## Task prompt
Produce an exact copy of the data below.

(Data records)

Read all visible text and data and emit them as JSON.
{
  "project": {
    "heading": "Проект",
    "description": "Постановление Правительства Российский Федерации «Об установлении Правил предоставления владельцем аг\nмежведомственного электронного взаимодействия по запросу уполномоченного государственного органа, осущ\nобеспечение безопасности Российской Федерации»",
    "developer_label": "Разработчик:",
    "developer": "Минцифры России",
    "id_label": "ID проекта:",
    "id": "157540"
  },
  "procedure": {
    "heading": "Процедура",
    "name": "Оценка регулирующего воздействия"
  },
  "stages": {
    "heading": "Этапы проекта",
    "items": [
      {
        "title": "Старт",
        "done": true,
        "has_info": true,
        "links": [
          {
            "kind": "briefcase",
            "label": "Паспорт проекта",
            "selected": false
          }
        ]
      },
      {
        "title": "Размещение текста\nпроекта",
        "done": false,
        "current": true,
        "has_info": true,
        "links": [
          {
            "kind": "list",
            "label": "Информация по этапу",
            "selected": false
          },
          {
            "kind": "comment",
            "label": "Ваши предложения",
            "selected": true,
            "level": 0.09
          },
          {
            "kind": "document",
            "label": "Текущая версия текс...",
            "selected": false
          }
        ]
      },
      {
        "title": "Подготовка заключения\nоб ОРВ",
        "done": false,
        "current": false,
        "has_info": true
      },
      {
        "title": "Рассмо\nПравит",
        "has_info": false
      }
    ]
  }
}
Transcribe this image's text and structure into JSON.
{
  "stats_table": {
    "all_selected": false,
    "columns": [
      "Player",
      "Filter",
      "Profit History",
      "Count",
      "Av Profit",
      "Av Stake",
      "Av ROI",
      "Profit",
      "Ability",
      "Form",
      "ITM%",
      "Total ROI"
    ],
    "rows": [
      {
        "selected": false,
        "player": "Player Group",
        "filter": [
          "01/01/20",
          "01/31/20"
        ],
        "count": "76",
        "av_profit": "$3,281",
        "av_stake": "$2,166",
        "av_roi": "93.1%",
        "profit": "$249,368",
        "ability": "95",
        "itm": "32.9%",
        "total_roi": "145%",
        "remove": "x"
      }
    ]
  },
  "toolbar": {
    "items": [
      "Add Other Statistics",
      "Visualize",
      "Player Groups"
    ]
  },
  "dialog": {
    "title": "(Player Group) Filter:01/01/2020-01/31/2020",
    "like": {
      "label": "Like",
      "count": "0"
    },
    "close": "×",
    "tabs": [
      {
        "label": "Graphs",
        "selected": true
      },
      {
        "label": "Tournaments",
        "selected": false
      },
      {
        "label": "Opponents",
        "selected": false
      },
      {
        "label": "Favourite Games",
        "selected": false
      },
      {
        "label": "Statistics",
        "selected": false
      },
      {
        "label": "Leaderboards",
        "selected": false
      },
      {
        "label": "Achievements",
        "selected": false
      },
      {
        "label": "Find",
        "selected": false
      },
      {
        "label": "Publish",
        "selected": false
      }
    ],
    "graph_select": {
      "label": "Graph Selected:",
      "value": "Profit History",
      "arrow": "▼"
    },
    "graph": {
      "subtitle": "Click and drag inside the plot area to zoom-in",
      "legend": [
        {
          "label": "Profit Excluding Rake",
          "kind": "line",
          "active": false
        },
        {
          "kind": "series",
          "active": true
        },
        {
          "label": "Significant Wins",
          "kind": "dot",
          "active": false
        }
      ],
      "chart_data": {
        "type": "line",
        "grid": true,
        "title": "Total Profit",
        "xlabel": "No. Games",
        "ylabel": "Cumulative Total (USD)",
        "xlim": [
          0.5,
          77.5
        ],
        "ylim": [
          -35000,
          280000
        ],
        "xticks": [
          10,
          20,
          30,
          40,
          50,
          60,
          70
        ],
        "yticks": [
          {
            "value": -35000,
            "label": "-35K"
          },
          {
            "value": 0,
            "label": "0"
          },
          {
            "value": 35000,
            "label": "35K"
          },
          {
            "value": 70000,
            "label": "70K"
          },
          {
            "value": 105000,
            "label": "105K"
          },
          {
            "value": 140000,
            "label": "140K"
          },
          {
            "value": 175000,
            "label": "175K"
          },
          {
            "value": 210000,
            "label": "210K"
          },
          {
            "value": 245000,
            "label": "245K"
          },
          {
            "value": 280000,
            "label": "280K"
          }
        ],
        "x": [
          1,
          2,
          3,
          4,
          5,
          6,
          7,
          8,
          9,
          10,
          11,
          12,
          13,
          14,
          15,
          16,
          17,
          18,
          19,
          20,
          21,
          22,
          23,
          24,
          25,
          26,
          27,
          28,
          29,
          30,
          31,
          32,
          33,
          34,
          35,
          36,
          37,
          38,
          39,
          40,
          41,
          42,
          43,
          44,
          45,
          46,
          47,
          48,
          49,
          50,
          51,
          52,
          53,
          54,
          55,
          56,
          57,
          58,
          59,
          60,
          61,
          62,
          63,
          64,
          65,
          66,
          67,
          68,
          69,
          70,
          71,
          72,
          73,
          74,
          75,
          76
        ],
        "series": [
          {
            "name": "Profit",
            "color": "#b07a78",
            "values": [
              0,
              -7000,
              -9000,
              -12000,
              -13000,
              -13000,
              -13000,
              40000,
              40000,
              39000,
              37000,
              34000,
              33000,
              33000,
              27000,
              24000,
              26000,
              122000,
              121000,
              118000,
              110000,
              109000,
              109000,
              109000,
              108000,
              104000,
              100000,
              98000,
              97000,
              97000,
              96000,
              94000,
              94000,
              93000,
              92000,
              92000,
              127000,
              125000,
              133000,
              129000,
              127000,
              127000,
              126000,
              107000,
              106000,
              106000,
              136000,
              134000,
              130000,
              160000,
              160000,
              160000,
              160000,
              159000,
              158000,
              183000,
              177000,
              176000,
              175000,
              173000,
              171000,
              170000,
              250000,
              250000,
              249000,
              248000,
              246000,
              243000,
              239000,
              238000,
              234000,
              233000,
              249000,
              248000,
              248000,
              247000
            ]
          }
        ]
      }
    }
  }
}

## Task solution
Read all visible text and data and emit them as JSON.
{
  "project": {
    "heading": "Проект",
    "description": "Постановление Правительства Российский Федерации «Об установлении Правил предоставления владельцем аг\nмежведомственного электронного взаимодействия по запросу уполномоченного государственного органа, осущ\nобеспечение безопасности Российской Федерации»",
    "developer_label": "Разработчик:",
    "developer": "Минцифры России",
    "id_label": "ID проекта:",
    "id": "157540"
  },
  "procedure": {
    "heading": "Процедура",
    "name": "Оценка регулирующего воздействия"
  },
  "stages": {
    "heading": "Этапы проекта",
    "items": [
      {
        "title": "Старт",
        "done": true,
        "has_info": true,
        "links": [
          {
            "kind": "briefcase",
            "label": "Паспорт проекта",
            "selected": false
          }
        ]
      },
      {
        "title": "Размещение текста\nпроекта",
        "done": false,
        "current": true,
        "has_info": true,
        "links": [
          {
            "kind": "list",
            "label": "Информация по этапу",
            "selected": false
          },
          {
            "kind": "comment",
            "label": "Ваши предложения",
            "selected": true,
            "level": 0.09
          },
          {
            "kind": "document",
            "label": "Текущая версия текс...",
            "selected": false
          }
        ]
      },
      {
        "title": "Подготовка заключения\nоб ОРВ",
        "done": false,
        "current": false,
        "has_info": true
      },
      {
        "title": "Рассмо\nПравит",
        "has_info": false
      }
    ]
  }
}
Transcribe this image's text and structure into JSON.
{
  "stats_table": {
    "all_selected": false,
    "columns": [
      "Player",
      "Filter",
      "Profit History",
      "Count",
      "Av Profit",
      "Av Stake",
      "Av ROI",
      "Profit",
      "Ability",
      "Form",
      "ITM%",
      "Total ROI"
    ],
    "rows": [
      {
        "selected": false,
        "player": "Player Group",
        "filter": [
          "01/01/20",
          "01/31/20"
        ],
        "count": "76",
        "av_profit": "$3,281",
        "av_stake": "$2,166",
        "av_roi": "93.1%",
        "profit": "$249,368",
        "ability": "95",
        "itm": "32.9%",
        "total_roi": "145%",
        "remove": "x"
      }
    ]
  },
  "toolbar": {
    "items": [
      "Add Other Statistics",
      "Visualize",
      "Player Groups"
    ]
  },
  "dialog": {
    "title": "(Player Group) Filter:01/01/2020-01/31/2020",
    "like": {
      "label": "Like",
      "count": "0"
    },
    "close": "×",
    "tabs": [
      {
        "label": "Graphs",
        "selected": true
      },
      {
        "label": "Tournaments",
        "selected": false
      },
      {
        "label": "Opponents",
        "selected": false
      },
      {
        "label": "Favourite Games",
        "selected": false
      },
      {
        "label": "Statistics",
        "selected": false
      },
      {
        "label": "Leaderboards",
        "selected": false
      },
      {
        "label": "Achievements",
        "selected": false
      },
      {
        "label": "Find",
        "selected": false
      },
      {
        "label": "Publish",
        "selected": false
      }
    ],
    "graph_select": {
      "label": "Graph Selected:",
      "value": "Profit History",
      "arrow": "▼"
    },
    "graph": {
      "subtitle": "Click and drag inside the plot area to zoom-in",
      "legend": [
        {
          "label": "Profit Excluding Rake",
          "kind": "line",
          "active": false
        },
        {
          "kind": "series",
          "active": true
        },
        {
          "label": "Significant Wins",
          "kind": "dot",
          "active": false
        }
      ],
      "chart_data": {
        "type": "line",
        "grid": true,
        "title": "Total Profit",
        "xlabel": "No. Games",
        "ylabel": "Cumulative Total (USD)",
        "xlim": [
          0.5,
          77.5
        ],
        "ylim": [
          -35000,
          280000
        ],
        "xticks": [
          10,
          20,
          30,
          40,
          50,
          60,
          70
        ],
        "yticks": [
          {
            "value": -35000,
            "label": "-35K"
          },
          {
            "value": 0,
            "label": "0"
          },
          {
            "value": 35000,
            "label": "35K"
          },
          {
            "value": 70000,
            "label": "70K"
          },
          {
            "value": 105000,
            "label": "105K"
          },
          {
            "value": 140000,
            "label": "140K"
          },
          {
            "value": 175000,
            "label": "175K"
          },
          {
            "value": 210000,
            "label": "210K"
          },
          {
            "value": 245000,
            "label": "245K"
          },
          {
            "value": 280000,
            "label": "280K"
          }
        ],
        "x": [
          1,
          2,
          3,
          4,
          5,
          6,
          7,
          8,
          9,
          10,
          11,
          12,
          13,
          14,
          15,
          16,
          17,
          18,
          19,
          20,
          21,
          22,
          23,
          24,
          25,
          26,
          27,
          28,
          29,
          30,
          31,
          32,
          33,
          34,
          35,
          36,
          37,
          38,
          39,
          40,
          41,
          42,
          43,
          44,
          45,
          46,
          47,
          48,
          49,
          50,
          51,
          52,
          53,
          54,
          55,
          56,
          57,
          58,
          59,
          60,
          61,
          62,
          63,
          64,
          65,
          66,
          67,
          68,
          69,
          70,
          71,
          72,
          73,
          74,
          75,
          76
        ],
        "series": [
          {
            "name": "Profit",
            "color": "#b07a78",
            "values": [
              0,
              -7000,
              -9000,
              -12000,
              -13000,
              -13000,
              -13000,
              40000,
              40000,
              39000,
              37000,
              34000,
              33000,
              33000,
              27000,
              24000,
              26000,
              122000,
              121000,
              118000,
              110000,
              109000,
              109000,
              109000,
              108000,
              104000,
              100000,
              98000,
              97000,
              97000,
              96000,
              94000,
              94000,
              93000,
              92000,
              92000,
              127000,
              125000,
              133000,
              129000,
              127000,
              127000,
              126000,
              107000,
              106000,
              106000,
              136000,
              134000,
              130000,
              160000,
              160000,
              160000,
              160000,
              159000,
              158000,
              183000,
              177000,
              176000,
              175000,
              173000,
              171000,
              170000,
              250000,
              250000,
              249000,
              248000,
              246000,
              243000,
              239000,
              238000,
              234000,
              233000,
              249000,
              248000,
              248000,
              247000
            ]
          }
        ]
      }
    }
  }
}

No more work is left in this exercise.